NB: Make sure that the peaches are at room temp before assembling this salad as you don’t want to be in tooth sensitive pain as you bite into this!  If you can’t get seasonal peaches then swap them for conference pears which are great in this recipe.  Use any cured ham your stomach or your pocket desire.  As a starter at a dinner party serve with a french baguette to soak up the juices that your guests will be fighting for that have collected at the bottom of the dish!

Watermelon and Greek Feta Cheese Salad

Watermelon and Greek Feta Cheese Salad

1st: Cut a small red onion into rings and place in a bowl to steep in the juice of a lime and sprinkle with Maldon salt.

2nd: Cut the watermelon flesh off its rind and remove as many black pips as you have the patience for!  Place watermelon chunks onto your serving plate.

3rd: Cut a block of feta cheese into chucks and add to the serving plate.

4th: Add the red onion to the dish.

5th: DRESSING: Pour the now pink lime juice and olive oil over the dish.

6th: Add flat leaf parsley and some mint to the dish and SEASON with freshly cracked black pepper.

OPTIONAL EXTRA: add black olives to the salad.  

NB: Mix everything gently so as not to break the feta or watermelon too much.

I’m not suggesting we all start chomping rabbit food until bushy tailed but salads can be a delicious, filling, refreshing light lunch as well as an accompaniment to any evening meal.

Some of my favourite salads are just one ingredient doused in olive oil and sherry vinegar and chopped garlic, such as the tomato salad at the top.  Unlike baking, assembling a salad is free from restriction, just think about flavour combinations you like and how to best present them in their simplest form.

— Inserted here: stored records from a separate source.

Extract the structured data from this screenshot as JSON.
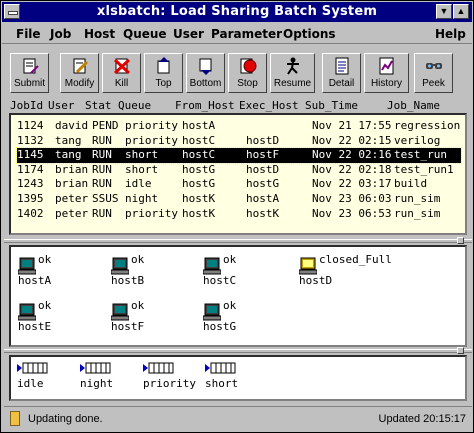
{
  "window": {
    "title": "xlsbatch: Load Sharing Batch System",
    "minimize_glyph": "▼",
    "maximize_glyph": "▲"
  },
  "menu": [
    {
      "label": "File"
    },
    {
      "label": "Job"
    },
    {
      "label": "Host"
    },
    {
      "label": "Queue"
    },
    {
      "label": "User"
    },
    {
      "label": "Parameter"
    },
    {
      "label": "Options"
    },
    {
      "label": "Help"
    }
  ],
  "toolbar": [
    {
      "label": "Submit",
      "icon": "submit-icon"
    },
    {
      "label": "Modify",
      "icon": "modify-icon"
    },
    {
      "label": "Kill",
      "icon": "kill-icon"
    },
    {
      "label": "Top",
      "icon": "top-icon"
    },
    {
      "label": "Bottom",
      "icon": "bottom-icon"
    },
    {
      "label": "Stop",
      "icon": "stop-icon"
    },
    {
      "label": "Resume",
      "icon": "resume-icon"
    },
    {
      "label": "Detail",
      "icon": "detail-icon"
    },
    {
      "label": "History",
      "icon": "history-icon"
    },
    {
      "label": "Peek",
      "icon": "peek-icon"
    }
  ],
  "job_columns": [
    "JobId",
    "User",
    "Stat",
    "Queue",
    "From_Host",
    "Exec_Host",
    "Sub_Time",
    "Job_Name"
  ],
  "jobs": [
    {
      "id": "1124",
      "user": "david",
      "stat": "PEND",
      "queue": "priority",
      "from": "hostA",
      "exec": "",
      "time": "Nov 21 17:55",
      "name": "regression",
      "selected": false
    },
    {
      "id": "1132",
      "user": "tang",
      "stat": "RUN",
      "queue": "priority",
      "from": "hostC",
      "exec": "hostD",
      "time": "Nov 22 02:15",
      "name": "verilog",
      "selected": false
    },
    {
      "id": "1145",
      "user": "tang",
      "stat": "RUN",
      "queue": "short",
      "from": "hostC",
      "exec": "hostF",
      "time": "Nov 22 02:16",
      "name": "test_run",
      "selected": true
    },
    {
      "id": "1174",
      "user": "brian",
      "stat": "RUN",
      "queue": "short",
      "from": "hostG",
      "exec": "hostD",
      "time": "Nov 22 02:18",
      "name": "test_run1",
      "selected": false
    },
    {
      "id": "1243",
      "user": "brian",
      "stat": "RUN",
      "queue": "idle",
      "from": "hostG",
      "exec": "hostG",
      "time": "Nov 22 03:17",
      "name": "build",
      "selected": false
    },
    {
      "id": "1395",
      "user": "peter",
      "stat": "SSUS",
      "queue": "night",
      "from": "hostK",
      "exec": "hostA",
      "time": "Nov 23 06:03",
      "name": "run_sim",
      "selected": false
    },
    {
      "id": "1402",
      "user": "peter",
      "stat": "RUN",
      "queue": "priority",
      "from": "hostK",
      "exec": "hostK",
      "time": "Nov 23 06:53",
      "name": "run_sim",
      "selected": false
    }
  ],
  "hosts": [
    {
      "name": "hostA",
      "status": "ok",
      "icon": "computer-icon"
    },
    {
      "name": "hostB",
      "status": "ok",
      "icon": "computer-icon"
    },
    {
      "name": "hostC",
      "status": "ok",
      "icon": "computer-icon"
    },
    {
      "name": "hostD",
      "status": "closed_Full",
      "icon": "computer-closed-icon"
    },
    {
      "name": "hostE",
      "status": "ok",
      "icon": "computer-icon"
    },
    {
      "name": "hostF",
      "status": "ok",
      "icon": "computer-icon"
    },
    {
      "name": "hostG",
      "status": "ok",
      "icon": "computer-icon"
    }
  ],
  "queues": [
    {
      "name": "idle",
      "icon": "queue-icon"
    },
    {
      "name": "night",
      "icon": "queue-icon"
    },
    {
      "name": "priority",
      "icon": "queue-icon"
    },
    {
      "name": "short",
      "icon": "queue-icon"
    }
  ],
  "status": {
    "message": "Updating done.",
    "updated": "Updated 20:15:17"
  },
  "colors": {
    "titlebar": "#000080",
    "joblist_bg": "#ffffe1",
    "selection": "#000000",
    "stop_red": "#e00000",
    "queue_blue": "#0000c0"
  }
}
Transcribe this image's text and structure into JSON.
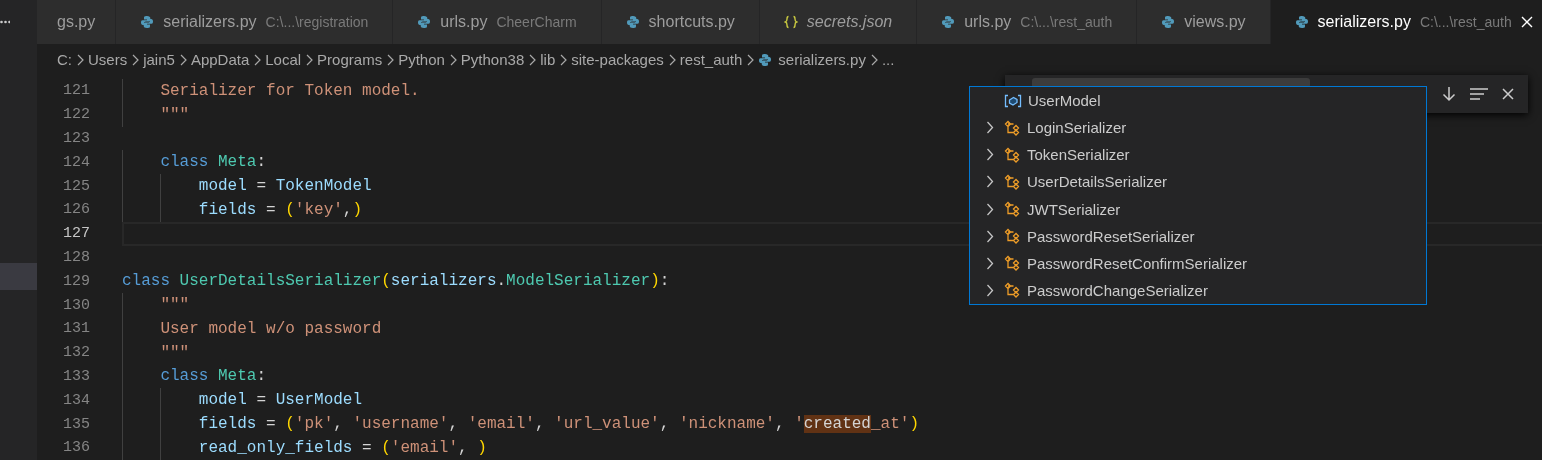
{
  "tabs": [
    {
      "label": "gs.py",
      "selected": false,
      "preview": false
    },
    {
      "label": "serializers.py",
      "description": "C:\\...\\registration",
      "kind": "python",
      "selected": false,
      "preview": false
    },
    {
      "label": "urls.py",
      "description": "CheerCharm",
      "kind": "python",
      "selected": false,
      "preview": false
    },
    {
      "label": "shortcuts.py",
      "kind": "python",
      "selected": false,
      "preview": false
    },
    {
      "label": "secrets.json",
      "kind": "json",
      "selected": false,
      "preview": true
    },
    {
      "label": "urls.py",
      "description": "C:\\...\\rest_auth",
      "kind": "python",
      "selected": false,
      "preview": false
    },
    {
      "label": "views.py",
      "kind": "python",
      "selected": false,
      "preview": false
    },
    {
      "label": "serializers.py",
      "description": "C:\\...\\rest_auth",
      "kind": "python",
      "selected": true,
      "preview": false
    }
  ],
  "breadcrumb": [
    {
      "label": "C:",
      "kind": "folder"
    },
    {
      "label": "Users",
      "kind": "folder"
    },
    {
      "label": "jain5",
      "kind": "folder"
    },
    {
      "label": "AppData",
      "kind": "folder"
    },
    {
      "label": "Local",
      "kind": "folder"
    },
    {
      "label": "Programs",
      "kind": "folder"
    },
    {
      "label": "Python",
      "kind": "folder"
    },
    {
      "label": "Python38",
      "kind": "folder"
    },
    {
      "label": "lib",
      "kind": "folder"
    },
    {
      "label": "site-packages",
      "kind": "folder"
    },
    {
      "label": "rest_auth",
      "kind": "folder"
    },
    {
      "label": "serializers.py",
      "kind": "python"
    },
    {
      "label": "...",
      "kind": "more"
    }
  ],
  "sidebar": {
    "items": [
      {
        "selected": true
      }
    ]
  },
  "lines": [
    {
      "number": "121",
      "current": false,
      "tokens": [
        {
          "kind": "doc",
          "text": "    Serializer for Token model."
        }
      ]
    },
    {
      "number": "122",
      "current": false,
      "tokens": [
        {
          "kind": "doc",
          "text": "    \"\"\""
        }
      ]
    },
    {
      "number": "123",
      "current": false
    },
    {
      "number": "124",
      "current": false,
      "tokens": [
        {
          "kind": "keyword",
          "text": "    class "
        },
        {
          "kind": "type",
          "text": "Meta"
        },
        {
          "kind": "plain",
          "text": ":"
        }
      ]
    },
    {
      "number": "125",
      "current": false,
      "tokens": [
        {
          "kind": "var",
          "text": "        model"
        },
        {
          "kind": "plain",
          "text": " = "
        },
        {
          "kind": "var",
          "text": "TokenModel"
        }
      ]
    },
    {
      "number": "126",
      "current": false,
      "tokens": [
        {
          "kind": "var",
          "text": "        fields"
        },
        {
          "kind": "plain",
          "text": " = "
        },
        {
          "kind": "bracket",
          "text": "("
        },
        {
          "kind": "string",
          "text": "'key'"
        },
        {
          "kind": "plain",
          "text": ","
        },
        {
          "kind": "bracket",
          "text": ")"
        }
      ]
    },
    {
      "number": "127",
      "current": true
    },
    {
      "number": "128",
      "current": false
    },
    {
      "number": "129",
      "current": false,
      "tokens": [
        {
          "kind": "keyword",
          "text": "class "
        },
        {
          "kind": "type",
          "text": "UserDetailsSerializer"
        },
        {
          "kind": "bracket",
          "text": "("
        },
        {
          "kind": "var",
          "text": "serializers"
        },
        {
          "kind": "plain",
          "text": "."
        },
        {
          "kind": "type",
          "text": "ModelSerializer"
        },
        {
          "kind": "bracket",
          "text": ")"
        },
        {
          "kind": "plain",
          "text": ":"
        }
      ]
    },
    {
      "number": "130",
      "current": false,
      "tokens": [
        {
          "kind": "doc",
          "text": "    \"\"\""
        }
      ]
    },
    {
      "number": "131",
      "current": false,
      "tokens": [
        {
          "kind": "doc",
          "text": "    User model w/o password"
        }
      ]
    },
    {
      "number": "132",
      "current": false,
      "tokens": [
        {
          "kind": "doc",
          "text": "    \"\"\""
        }
      ]
    },
    {
      "number": "133",
      "current": false,
      "tokens": [
        {
          "kind": "keyword",
          "text": "    class "
        },
        {
          "kind": "type",
          "text": "Meta"
        },
        {
          "kind": "plain",
          "text": ":"
        }
      ]
    },
    {
      "number": "134",
      "current": false,
      "tokens": [
        {
          "kind": "var",
          "text": "        model"
        },
        {
          "kind": "plain",
          "text": " = "
        },
        {
          "kind": "var",
          "text": "UserModel"
        }
      ]
    },
    {
      "number": "135",
      "current": false,
      "tokens": [
        {
          "kind": "var",
          "text": "        fields"
        },
        {
          "kind": "plain",
          "text": " = "
        },
        {
          "kind": "bracket",
          "text": "("
        },
        {
          "kind": "string",
          "text": "'pk'"
        },
        {
          "kind": "plain",
          "text": ", "
        },
        {
          "kind": "string",
          "text": "'username'"
        },
        {
          "kind": "plain",
          "text": ", "
        },
        {
          "kind": "string",
          "text": "'email'"
        },
        {
          "kind": "plain",
          "text": ", "
        },
        {
          "kind": "string",
          "text": "'url_value'"
        },
        {
          "kind": "plain",
          "text": ", "
        },
        {
          "kind": "string",
          "text": "'nickname'"
        },
        {
          "kind": "plain",
          "text": ", "
        },
        {
          "kind": "string",
          "text": "'"
        },
        {
          "kind": "match",
          "text": "created"
        },
        {
          "kind": "string",
          "text": "_at'"
        },
        {
          "kind": "bracket",
          "text": ")"
        }
      ]
    },
    {
      "number": "136",
      "current": false,
      "tokens": [
        {
          "kind": "var",
          "text": "        read_only_fields"
        },
        {
          "kind": "plain",
          "text": " = "
        },
        {
          "kind": "bracket",
          "text": "("
        },
        {
          "kind": "string",
          "text": "'email'"
        },
        {
          "kind": "plain",
          "text": ", "
        },
        {
          "kind": "bracket",
          "text": ")"
        }
      ]
    }
  ],
  "outline": {
    "items": [
      {
        "label": "UserModel",
        "kind": "variable"
      },
      {
        "label": "LoginSerializer",
        "kind": "class"
      },
      {
        "label": "TokenSerializer",
        "kind": "class"
      },
      {
        "label": "UserDetailsSerializer",
        "kind": "class"
      },
      {
        "label": "JWTSerializer",
        "kind": "class"
      },
      {
        "label": "PasswordResetSerializer",
        "kind": "class"
      },
      {
        "label": "PasswordResetConfirmSerializer",
        "kind": "class"
      },
      {
        "label": "PasswordChangeSerializer",
        "kind": "class"
      }
    ]
  }
}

Why not have a go?

Feel free to reply with your favourite salads.